= ABOUT THIS TASK =
Extract every record, keeping each one exactly as it is.

Entries from a dataset of interfaces:
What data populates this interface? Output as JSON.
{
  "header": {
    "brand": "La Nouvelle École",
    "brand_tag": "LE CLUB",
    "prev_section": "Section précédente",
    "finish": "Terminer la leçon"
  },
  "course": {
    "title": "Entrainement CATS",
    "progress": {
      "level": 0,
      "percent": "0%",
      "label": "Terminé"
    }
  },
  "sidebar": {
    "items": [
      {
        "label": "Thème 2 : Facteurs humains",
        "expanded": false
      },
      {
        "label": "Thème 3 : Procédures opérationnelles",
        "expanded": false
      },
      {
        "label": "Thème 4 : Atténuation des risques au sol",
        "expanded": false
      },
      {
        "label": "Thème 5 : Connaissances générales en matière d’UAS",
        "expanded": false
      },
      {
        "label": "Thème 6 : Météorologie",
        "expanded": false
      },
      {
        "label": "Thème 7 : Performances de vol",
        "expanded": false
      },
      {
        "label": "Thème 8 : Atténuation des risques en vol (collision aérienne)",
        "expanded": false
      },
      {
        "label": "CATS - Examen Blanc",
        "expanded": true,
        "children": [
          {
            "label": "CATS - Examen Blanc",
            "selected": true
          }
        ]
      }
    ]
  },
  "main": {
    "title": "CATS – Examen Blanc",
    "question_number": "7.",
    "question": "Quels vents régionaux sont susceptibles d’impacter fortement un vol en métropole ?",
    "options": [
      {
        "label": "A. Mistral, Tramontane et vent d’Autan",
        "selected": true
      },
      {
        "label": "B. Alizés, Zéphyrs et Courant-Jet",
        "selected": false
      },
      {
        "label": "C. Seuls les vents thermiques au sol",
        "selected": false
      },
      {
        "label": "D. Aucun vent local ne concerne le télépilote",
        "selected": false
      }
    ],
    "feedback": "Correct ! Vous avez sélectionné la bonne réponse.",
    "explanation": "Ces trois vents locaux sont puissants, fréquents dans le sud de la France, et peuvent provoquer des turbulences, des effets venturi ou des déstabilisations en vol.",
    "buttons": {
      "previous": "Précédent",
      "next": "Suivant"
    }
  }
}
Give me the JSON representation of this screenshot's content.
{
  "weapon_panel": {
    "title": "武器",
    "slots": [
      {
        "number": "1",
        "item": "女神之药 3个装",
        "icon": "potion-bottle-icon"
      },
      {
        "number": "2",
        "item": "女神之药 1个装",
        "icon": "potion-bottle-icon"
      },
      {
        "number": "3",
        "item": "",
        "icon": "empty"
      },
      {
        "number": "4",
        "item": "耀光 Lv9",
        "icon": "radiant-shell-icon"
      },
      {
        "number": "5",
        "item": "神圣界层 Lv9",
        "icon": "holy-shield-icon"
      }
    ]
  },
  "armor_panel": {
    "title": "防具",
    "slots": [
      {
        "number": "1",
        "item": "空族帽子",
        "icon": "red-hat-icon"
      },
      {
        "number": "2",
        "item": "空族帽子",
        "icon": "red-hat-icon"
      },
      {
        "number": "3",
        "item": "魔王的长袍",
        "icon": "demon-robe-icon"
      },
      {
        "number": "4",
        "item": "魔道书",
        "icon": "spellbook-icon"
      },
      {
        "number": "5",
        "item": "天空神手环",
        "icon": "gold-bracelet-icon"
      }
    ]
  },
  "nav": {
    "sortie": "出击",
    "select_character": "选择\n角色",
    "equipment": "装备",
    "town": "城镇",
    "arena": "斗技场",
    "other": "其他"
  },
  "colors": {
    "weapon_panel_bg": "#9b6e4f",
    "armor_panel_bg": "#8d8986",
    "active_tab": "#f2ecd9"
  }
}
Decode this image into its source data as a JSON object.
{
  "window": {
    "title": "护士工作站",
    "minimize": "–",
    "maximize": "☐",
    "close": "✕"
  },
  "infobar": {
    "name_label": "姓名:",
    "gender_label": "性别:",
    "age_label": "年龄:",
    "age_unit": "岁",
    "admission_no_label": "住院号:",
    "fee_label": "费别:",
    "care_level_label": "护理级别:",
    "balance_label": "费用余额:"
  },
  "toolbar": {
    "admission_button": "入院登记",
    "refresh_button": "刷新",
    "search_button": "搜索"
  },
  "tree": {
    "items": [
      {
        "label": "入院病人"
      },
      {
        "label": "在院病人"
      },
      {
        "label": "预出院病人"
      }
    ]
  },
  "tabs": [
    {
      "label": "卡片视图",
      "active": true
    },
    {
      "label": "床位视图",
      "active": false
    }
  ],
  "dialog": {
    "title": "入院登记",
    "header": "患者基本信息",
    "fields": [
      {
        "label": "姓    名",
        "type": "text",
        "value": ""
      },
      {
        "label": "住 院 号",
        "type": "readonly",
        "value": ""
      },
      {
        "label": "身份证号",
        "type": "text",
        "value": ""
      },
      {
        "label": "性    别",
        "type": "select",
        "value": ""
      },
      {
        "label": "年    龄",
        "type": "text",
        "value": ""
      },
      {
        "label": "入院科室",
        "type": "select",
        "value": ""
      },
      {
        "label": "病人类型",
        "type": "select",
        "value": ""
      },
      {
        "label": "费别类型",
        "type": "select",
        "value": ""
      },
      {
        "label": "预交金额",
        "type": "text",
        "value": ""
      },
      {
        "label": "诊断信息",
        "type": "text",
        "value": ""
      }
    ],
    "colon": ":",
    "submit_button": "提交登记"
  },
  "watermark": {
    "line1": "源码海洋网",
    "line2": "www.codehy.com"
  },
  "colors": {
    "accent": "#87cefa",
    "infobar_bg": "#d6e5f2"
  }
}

= EXERCISE RESPONSE =
What data populates this interface? Output as JSON.
{
  "header": {
    "brand": "La Nouvelle École",
    "brand_tag": "LE CLUB",
    "prev_section": "Section précédente",
    "finish": "Terminer la leçon"
  },
  "course": {
    "title": "Entrainement CATS",
    "progress": {
      "level": 0,
      "percent": "0%",
      "label": "Terminé"
    }
  },
  "sidebar": {
    "items": [
      {
        "label": "Thème 2 : Facteurs humains",
        "expanded": false
      },
      {
        "label": "Thème 3 : Procédures opérationnelles",
        "expanded": false
      },
      {
        "label": "Thème 4 : Atténuation des risques au sol",
        "expanded": false
      },
      {
        "label": "Thème 5 : Connaissances générales en matière d’UAS",
        "expanded": false
      },
      {
        "label": "Thème 6 : Météorologie",
        "expanded": false
      },
      {
        "label": "Thème 7 : Performances de vol",
        "expanded": false
      },
      {
        "label": "Thème 8 : Atténuation des risques en vol (collision aérienne)",
        "expanded": false
      },
      {
        "label": "CATS - Examen Blanc",
        "expanded": true,
        "children": [
          {
            "label": "CATS - Examen Blanc",
            "selected": true
          }
        ]
      }
    ]
  },
  "main": {
    "title": "CATS – Examen Blanc",
    "question_number": "7.",
    "question": "Quels vents régionaux sont susceptibles d’impacter fortement un vol en métropole ?",
    "options": [
      {
        "label": "A. Mistral, Tramontane et vent d’Autan",
        "selected": true
      },
      {
        "label": "B. Alizés, Zéphyrs et Courant-Jet",
        "selected": false
      },
      {
        "label": "C. Seuls les vents thermiques au sol",
        "selected": false
      },
      {
        "label": "D. Aucun vent local ne concerne le télépilote",
        "selected": false
      }
    ],
    "feedback": "Correct ! Vous avez sélectionné la bonne réponse.",
    "explanation": "Ces trois vents locaux sont puissants, fréquents dans le sud de la France, et peuvent provoquer des turbulences, des effets venturi ou des déstabilisations en vol.",
    "buttons": {
      "previous": "Précédent",
      "next": "Suivant"
    }
  }
}
Give me the JSON representation of this screenshot's content.
{
  "weapon_panel": {
    "title": "武器",
    "slots": [
      {
        "number": "1",
        "item": "女神之药 3个装",
        "icon": "potion-bottle-icon"
      },
      {
        "number": "2",
        "item": "女神之药 1个装",
        "icon": "potion-bottle-icon"
      },
      {
        "number": "3",
        "item": "",
        "icon": "empty"
      },
      {
        "number": "4",
        "item": "耀光 Lv9",
        "icon": "radiant-shell-icon"
      },
      {
        "number": "5",
        "item": "神圣界层 Lv9",
        "icon": "holy-shield-icon"
      }
    ]
  },
  "armor_panel": {
    "title": "防具",
    "slots": [
      {
        "number": "1",
        "item": "空族帽子",
        "icon": "red-hat-icon"
      },
      {
        "number": "2",
        "item": "空族帽子",
        "icon": "red-hat-icon"
      },
      {
        "number": "3",
        "item": "魔王的长袍",
        "icon": "demon-robe-icon"
      },
      {
        "number": "4",
        "item": "魔道书",
        "icon": "spellbook-icon"
      },
      {
        "number": "5",
        "item": "天空神手环",
        "icon": "gold-bracelet-icon"
      }
    ]
  },
  "nav": {
    "sortie": "出击",
    "select_character": "选择\n角色",
    "equipment": "装备",
    "town": "城镇",
    "arena": "斗技场",
    "other": "其他"
  },
  "colors": {
    "weapon_panel_bg": "#9b6e4f",
    "armor_panel_bg": "#8d8986",
    "active_tab": "#f2ecd9"
  }
}
Decode this image into its source data as a JSON object.
{
  "window": {
    "title": "护士工作站",
    "minimize": "–",
    "maximize": "☐",
    "close": "✕"
  },
  "infobar": {
    "name_label": "姓名:",
    "gender_label": "性别:",
    "age_label": "年龄:",
    "age_unit": "岁",
    "admission_no_label": "住院号:",
    "fee_label": "费别:",
    "care_level_label": "护理级别:",
    "balance_label": "费用余额:"
  },
  "toolbar": {
    "admission_button": "入院登记",
    "refresh_button": "刷新",
    "search_button": "搜索"
  },
  "tree": {
    "items": [
      {
        "label": "入院病人"
      },
      {
        "label": "在院病人"
      },
      {
        "label": "预出院病人"
      }
    ]
  },
  "tabs": [
    {
      "label": "卡片视图",
      "active": true
    },
    {
      "label": "床位视图",
      "active": false
    }
  ],
  "dialog": {
    "title": "入院登记",
    "header": "患者基本信息",
    "fields": [
      {
        "label": "姓    名",
        "type": "text",
        "value": ""
      },
      {
        "label": "住 院 号",
        "type": "readonly",
        "value": ""
      },
      {
        "label": "身份证号",
        "type": "text",
        "value": ""
      },
      {
        "label": "性    别",
        "type": "select",
        "value": ""
      },
      {
        "label": "年    龄",
        "type": "text",
        "value": ""
      },
      {
        "label": "入院科室",
        "type": "select",
        "value": ""
      },
      {
        "label": "病人类型",
        "type": "select",
        "value": ""
      },
      {
        "label": "费别类型",
        "type": "select",
        "value": ""
      },
      {
        "label": "预交金额",
        "type": "text",
        "value": ""
      },
      {
        "label": "诊断信息",
        "type": "text",
        "value": ""
      }
    ],
    "colon": ":",
    "submit_button": "提交登记"
  },
  "watermark": {
    "line1": "源码海洋网",
    "line2": "www.codehy.com"
  },
  "colors": {
    "accent": "#87cefa",
    "infobar_bg": "#d6e5f2"
  }
}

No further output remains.